Data records section start

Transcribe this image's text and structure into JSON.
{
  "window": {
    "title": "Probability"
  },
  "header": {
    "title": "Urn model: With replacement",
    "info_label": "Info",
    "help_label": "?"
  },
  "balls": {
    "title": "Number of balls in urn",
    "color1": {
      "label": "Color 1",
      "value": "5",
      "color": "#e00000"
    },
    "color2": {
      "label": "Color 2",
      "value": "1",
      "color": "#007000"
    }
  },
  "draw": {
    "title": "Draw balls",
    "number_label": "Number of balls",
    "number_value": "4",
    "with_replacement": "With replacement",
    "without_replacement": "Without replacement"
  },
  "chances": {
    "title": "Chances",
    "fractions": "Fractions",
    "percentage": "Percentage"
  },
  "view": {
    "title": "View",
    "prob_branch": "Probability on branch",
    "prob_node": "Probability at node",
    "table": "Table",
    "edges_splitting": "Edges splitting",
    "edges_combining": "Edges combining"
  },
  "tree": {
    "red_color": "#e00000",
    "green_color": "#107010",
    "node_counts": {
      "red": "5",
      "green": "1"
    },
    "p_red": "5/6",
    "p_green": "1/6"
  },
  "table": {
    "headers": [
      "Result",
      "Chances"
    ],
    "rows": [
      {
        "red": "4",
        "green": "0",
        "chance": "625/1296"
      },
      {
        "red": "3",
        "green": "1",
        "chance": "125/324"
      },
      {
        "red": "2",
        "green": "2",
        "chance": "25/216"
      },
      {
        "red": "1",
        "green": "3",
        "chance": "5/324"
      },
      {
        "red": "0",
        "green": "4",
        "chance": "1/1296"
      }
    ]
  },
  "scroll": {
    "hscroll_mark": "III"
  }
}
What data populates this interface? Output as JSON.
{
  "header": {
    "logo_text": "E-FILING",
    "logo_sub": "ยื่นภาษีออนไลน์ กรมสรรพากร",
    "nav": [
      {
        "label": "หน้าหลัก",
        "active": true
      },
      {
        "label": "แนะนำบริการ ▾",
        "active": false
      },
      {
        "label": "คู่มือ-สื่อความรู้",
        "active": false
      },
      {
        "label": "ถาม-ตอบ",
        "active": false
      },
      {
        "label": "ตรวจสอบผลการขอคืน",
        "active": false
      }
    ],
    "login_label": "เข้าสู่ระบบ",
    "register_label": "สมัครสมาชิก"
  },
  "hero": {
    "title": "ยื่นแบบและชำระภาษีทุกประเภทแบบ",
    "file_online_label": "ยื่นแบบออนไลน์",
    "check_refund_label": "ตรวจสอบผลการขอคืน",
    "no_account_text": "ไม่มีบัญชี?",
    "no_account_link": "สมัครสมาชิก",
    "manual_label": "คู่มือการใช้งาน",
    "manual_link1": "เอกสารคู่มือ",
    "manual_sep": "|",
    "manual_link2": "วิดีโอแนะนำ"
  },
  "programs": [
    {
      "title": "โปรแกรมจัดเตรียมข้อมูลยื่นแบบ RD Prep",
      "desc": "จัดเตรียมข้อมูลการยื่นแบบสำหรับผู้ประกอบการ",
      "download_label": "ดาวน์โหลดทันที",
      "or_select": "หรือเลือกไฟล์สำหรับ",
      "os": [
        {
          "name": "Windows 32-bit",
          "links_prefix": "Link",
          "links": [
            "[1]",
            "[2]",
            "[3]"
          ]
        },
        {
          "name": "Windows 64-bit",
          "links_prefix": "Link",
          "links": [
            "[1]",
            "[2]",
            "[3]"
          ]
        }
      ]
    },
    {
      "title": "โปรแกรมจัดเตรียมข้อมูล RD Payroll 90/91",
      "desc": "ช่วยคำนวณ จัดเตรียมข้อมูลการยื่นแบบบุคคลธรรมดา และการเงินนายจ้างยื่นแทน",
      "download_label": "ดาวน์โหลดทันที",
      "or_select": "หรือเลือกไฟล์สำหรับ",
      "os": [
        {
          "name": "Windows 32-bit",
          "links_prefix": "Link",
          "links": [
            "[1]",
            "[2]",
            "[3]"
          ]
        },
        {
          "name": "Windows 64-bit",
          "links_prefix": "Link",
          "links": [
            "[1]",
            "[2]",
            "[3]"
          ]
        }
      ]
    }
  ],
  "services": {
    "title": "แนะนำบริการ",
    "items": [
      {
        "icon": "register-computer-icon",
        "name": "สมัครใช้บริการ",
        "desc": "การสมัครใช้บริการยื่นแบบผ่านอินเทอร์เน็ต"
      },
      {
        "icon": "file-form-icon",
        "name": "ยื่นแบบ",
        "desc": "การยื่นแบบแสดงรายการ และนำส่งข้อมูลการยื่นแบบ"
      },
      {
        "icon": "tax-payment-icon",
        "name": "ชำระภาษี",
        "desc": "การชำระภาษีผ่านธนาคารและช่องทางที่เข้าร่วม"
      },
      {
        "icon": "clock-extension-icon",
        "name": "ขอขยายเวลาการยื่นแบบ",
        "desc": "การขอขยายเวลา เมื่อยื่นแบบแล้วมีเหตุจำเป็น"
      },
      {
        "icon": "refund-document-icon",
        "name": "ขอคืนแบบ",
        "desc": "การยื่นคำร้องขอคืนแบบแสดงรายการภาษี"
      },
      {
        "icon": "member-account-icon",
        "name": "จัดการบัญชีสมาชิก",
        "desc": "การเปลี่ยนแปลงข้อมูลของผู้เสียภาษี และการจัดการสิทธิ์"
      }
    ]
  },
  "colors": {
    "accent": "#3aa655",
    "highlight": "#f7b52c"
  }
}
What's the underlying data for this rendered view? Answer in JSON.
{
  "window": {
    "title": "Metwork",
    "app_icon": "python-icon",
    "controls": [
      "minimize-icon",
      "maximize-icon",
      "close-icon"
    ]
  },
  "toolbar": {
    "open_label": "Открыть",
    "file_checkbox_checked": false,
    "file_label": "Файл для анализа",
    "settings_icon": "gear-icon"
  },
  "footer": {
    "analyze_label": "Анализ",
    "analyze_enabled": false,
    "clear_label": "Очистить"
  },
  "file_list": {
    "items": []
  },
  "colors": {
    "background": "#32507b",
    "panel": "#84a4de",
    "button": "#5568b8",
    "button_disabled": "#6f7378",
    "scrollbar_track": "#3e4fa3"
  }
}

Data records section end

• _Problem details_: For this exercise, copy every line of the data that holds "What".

• _Task answer_:
What data populates this interface? Output as JSON.
What's the underlying data for this rendered view? Answer in JSON.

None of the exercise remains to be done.